I used to say, somewhat flippantly, that I had had more zen moments on a bicycle than on a zafu, but I don't know that I would try to claim that these days. Nevertheless, my practice energy has been a little diffuse this week, and a lot of this has to do with bicycle-related activities. On Tuesday I spent a couple of hours down at Ocean Beach at the start of the Tour of California; I waited by the sign-in stand, and had many of the world's best cyclists passing by a couple of feet away, so I happily took photos. The mood at events like this is always relaxed and upbeat. Simultaneously in Europe, the Giro d'Italia has been entertainingly unpredictable this year, and I have been watching streaming video of some of the stage finishes after breakfast instead of studying. Then today, just to prove that all conditioned phenomena are unreliable, there were potentially explosive allegations made by Floyd Landis about riders and doping practices.

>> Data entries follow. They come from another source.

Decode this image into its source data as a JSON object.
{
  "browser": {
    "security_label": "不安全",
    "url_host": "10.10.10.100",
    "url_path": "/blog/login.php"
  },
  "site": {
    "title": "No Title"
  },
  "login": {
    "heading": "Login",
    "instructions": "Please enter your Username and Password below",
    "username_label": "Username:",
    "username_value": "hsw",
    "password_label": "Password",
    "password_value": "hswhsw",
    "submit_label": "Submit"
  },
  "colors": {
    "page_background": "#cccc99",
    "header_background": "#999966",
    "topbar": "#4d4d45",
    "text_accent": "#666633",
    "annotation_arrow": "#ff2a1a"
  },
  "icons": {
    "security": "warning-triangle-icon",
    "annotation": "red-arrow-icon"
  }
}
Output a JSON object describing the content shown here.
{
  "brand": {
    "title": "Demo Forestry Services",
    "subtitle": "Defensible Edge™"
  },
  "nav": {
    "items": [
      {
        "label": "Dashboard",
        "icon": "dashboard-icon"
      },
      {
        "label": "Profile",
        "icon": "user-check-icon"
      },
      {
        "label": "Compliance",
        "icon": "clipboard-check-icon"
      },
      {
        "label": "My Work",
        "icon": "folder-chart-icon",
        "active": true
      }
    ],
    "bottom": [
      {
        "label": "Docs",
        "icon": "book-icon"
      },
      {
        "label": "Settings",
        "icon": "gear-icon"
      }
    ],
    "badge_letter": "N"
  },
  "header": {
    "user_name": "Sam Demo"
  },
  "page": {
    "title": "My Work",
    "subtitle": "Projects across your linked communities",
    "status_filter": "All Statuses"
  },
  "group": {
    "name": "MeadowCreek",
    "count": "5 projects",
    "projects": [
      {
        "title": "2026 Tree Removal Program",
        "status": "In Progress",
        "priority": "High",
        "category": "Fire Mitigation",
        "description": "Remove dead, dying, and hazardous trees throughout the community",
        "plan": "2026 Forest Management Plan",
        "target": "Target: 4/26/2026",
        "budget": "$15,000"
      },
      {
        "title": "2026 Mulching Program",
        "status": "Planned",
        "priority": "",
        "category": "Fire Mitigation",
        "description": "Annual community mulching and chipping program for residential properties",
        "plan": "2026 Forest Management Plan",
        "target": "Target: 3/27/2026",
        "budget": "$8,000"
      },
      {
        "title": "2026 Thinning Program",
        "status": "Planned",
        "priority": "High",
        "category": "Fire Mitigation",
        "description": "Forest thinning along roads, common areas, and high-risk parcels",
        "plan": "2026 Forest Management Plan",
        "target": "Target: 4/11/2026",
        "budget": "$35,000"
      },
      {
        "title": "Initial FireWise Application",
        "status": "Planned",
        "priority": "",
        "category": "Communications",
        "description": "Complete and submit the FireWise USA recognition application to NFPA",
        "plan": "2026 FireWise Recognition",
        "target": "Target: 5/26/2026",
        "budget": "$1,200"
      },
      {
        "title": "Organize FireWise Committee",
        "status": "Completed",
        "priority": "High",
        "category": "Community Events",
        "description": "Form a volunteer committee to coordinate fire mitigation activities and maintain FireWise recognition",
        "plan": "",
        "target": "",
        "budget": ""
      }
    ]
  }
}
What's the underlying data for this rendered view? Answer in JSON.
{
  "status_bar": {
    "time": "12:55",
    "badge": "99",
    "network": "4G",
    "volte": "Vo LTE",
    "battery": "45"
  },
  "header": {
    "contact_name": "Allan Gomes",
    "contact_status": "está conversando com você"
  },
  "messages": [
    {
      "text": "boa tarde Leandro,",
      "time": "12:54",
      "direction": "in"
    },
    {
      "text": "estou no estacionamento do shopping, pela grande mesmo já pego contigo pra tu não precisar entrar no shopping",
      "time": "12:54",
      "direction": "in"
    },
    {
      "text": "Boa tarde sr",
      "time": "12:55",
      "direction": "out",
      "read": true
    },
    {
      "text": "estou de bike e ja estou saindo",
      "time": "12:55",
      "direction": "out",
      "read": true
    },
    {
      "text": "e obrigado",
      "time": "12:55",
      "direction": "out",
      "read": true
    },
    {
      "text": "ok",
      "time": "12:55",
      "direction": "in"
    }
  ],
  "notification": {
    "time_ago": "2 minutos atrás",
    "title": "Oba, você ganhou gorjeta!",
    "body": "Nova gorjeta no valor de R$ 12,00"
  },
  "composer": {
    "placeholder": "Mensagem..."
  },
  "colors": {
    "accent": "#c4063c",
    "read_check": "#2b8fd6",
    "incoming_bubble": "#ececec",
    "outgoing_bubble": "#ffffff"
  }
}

If there is anyone reading this who is not regularly reading Trevor's blog, I wanted to highlight this excellent recent entry. There isn't much I could add to this; I had a similar conversation recently with someone, and I said that moving wasn't a problem, but I had to really insist before the other person believed me.
The problem with deciding to write something here after dinner is that I can easily spend afternoon zazen polishing prose in my head, which I would call moving without moving. I have many ways of doing this. I might seem still from the outside, but there is a lot going on. I used to think that sitting zazen was a matter of parking my body on the cushion while I got to work on some mental afflictions - or more frequently, got carried away enjoying them - but eventually I figured out that the two things are related. A few years ago I started noticing how I would get a little tighter across the top of the chest whenever I started thinking, and I have had many occasions over recent years to feel how emotionally charged times lead to tension and pain, which for me manifests in the base of the spine and the hips. Right now my body is more or less settled, so I can work on some of the more subtle habit patterns, like noticing when my right shoulder moves forward and upward. I can also do this when I am riding my bike; if my ride is not too physically demanding, I can pay attention to lifting my chest and relaxing my shoulders as I pedal, and notice which muscles I am using as I climb a hill. Now that the sun has reappeared after the unseasonably late rain, I can look forward to some joyful moments out on the roads this weekend. And perhaps some joyful moments on the cushion before then.